This is the second part of a commentary published earlier.
ICBMs remain out of the sight and the minds of most Americans, yet all the necessary military ingredients for Armageddon remain in place. And despite past presidential announcements that another Cuban missile crisis is “unthinkable,” it certainly remains possible.
It is naive to assume that we will never again be in a military confrontation with Russia — particularly when U.S./NATO forces and U.S. nuclear weapons remain stationed near Russian borders in Europe, and we continue to surround Russia with missile defense facilities in the face of military threats against these facilities from the Russian president and top Russian military leaders.
In March 2012, Russian Foreign Minister Sergei Lavrov wrote to one of us (in a personal letter), “One cannot help agreeing to the conclusion that the deployment of (a) missile defense system at the very borders of Russia, as well as upbuilding (the) system’s capabilities, increase the chance (that) any conventional military confrontation might promptly turn into a nuclear war.”
What happens if NATO collides with Russia somewhere in Georgia, Kaliningrad or perhaps Ukraine, shots are fired and Russia decides to carry out its threats to take out U.S./NATO missile defense installations? What happens if the U.S. should have a president who considers Russia to be America’s No. 1 geopolitical foe?

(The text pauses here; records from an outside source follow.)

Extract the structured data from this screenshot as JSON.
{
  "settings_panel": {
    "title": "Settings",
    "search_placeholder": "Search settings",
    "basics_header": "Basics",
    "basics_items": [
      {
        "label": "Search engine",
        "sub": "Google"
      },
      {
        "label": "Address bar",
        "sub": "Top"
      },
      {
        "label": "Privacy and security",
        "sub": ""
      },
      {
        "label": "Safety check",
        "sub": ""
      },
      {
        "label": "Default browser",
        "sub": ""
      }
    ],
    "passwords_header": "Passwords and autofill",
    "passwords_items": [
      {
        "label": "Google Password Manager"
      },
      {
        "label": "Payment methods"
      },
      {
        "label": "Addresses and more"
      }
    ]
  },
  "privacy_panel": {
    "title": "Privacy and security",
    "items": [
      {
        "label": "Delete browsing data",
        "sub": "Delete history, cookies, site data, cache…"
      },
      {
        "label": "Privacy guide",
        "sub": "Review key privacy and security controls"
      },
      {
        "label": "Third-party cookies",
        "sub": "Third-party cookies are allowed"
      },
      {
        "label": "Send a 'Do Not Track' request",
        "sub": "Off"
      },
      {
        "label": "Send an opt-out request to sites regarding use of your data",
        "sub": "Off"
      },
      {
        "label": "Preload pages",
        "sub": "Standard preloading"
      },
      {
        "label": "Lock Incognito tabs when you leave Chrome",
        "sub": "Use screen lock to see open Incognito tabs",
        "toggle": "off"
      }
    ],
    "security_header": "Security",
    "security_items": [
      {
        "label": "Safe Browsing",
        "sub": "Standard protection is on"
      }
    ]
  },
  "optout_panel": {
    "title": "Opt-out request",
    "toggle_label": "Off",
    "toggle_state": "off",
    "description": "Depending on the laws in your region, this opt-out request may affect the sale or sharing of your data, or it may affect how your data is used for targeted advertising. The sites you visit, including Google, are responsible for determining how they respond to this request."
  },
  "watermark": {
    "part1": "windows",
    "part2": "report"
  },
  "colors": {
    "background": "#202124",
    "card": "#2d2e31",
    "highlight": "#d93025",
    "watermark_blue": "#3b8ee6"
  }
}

For many years, it has been standard Russian military planning to preemptively use nuclear weapons in any conflict where it would be faced with overwhelming military force — for example, against NATO. The Russians oddly call the policy nuclear “de-escalation,” but it would be better described as “limited nuclear escalation. It was developed and implemented after the U.S. broke its promise not to expand NATO eastward (following the reunification of Germany) and NATO bombed Serbian targets.
The Russian “de-escalation” policy presumes that the use of nuclear weapons against the opposing side will cause them to back down; it is essentially a belief that it is possible to win a nuclear war through the “limited” use of nuclear weapons. But in the case of NATO, the war would be fought against another nuclear power.
Suppose that NATO responds instead with its U.S. tactical nuclear weapons now based in five European countries (Belgium, Germany, Italy, the Netherlands and Turkey)? Once an exchange of nuclear weapons takes place, what are the chances that the war will remain “limited”?
U.S. and Russian strategic war plans still contain large nuclear strike options with hundreds of preplanned targets, including cities and urban areas in each other’s nation. As long as launch-ready ICBMs exist, these plans can be carried out in less time than it takes to read this article. They are plans that spell disaster for both countries and for civilization.
Cooperation, rather than conflict, still remains possible. Lavrov writes, “Despite the growing hardship, we do not close the door either for continuing the dialogue with the U.S. and NATO on missile defense issues or for a practical cooperation in this field. In this respect, we find undoubtedly interesting the idea of a freeze on U.S./NATO deployments of missile defense facilities until the joint Russian-U.S. assessment of the threats is conducted.”
This could be an important step toward lowering U.S.-Russian tensions, which continue to revolve around their more-than-60-year nuclear confrontation. Ending this confrontation can prevent the next missile crisis. Another important step would be the elimination of first-strike ICBMs that continue to threaten the existence of our nation and the human race. This would increase the security of the American people, even if it were done unilaterally.
The U.S. and Russia remain obligated under terms of the Treaty on the Non-Proliferation of Nuclear Weapons to pursue negotiations in good faith on nuclear disarmament in all its aspects. Fifty years after the Cuban missile crisis, it is well past time to conclude these negotiations. No issue confronting humanity is more urgent than bringing such negotiations to a successful conclusion and moving rapidly to zero nuclear weapons.
Steven Starr is an associate of the Nuclear Age Peace Foundation, a board member and senior scientist for Physicians for Social Responsibility, and director of the Clinical Laboratory Science Program at MU. His website on the environmental consequences of nuclear war is nucleardarkness.org.
This commentary was originally published on truthdig.com.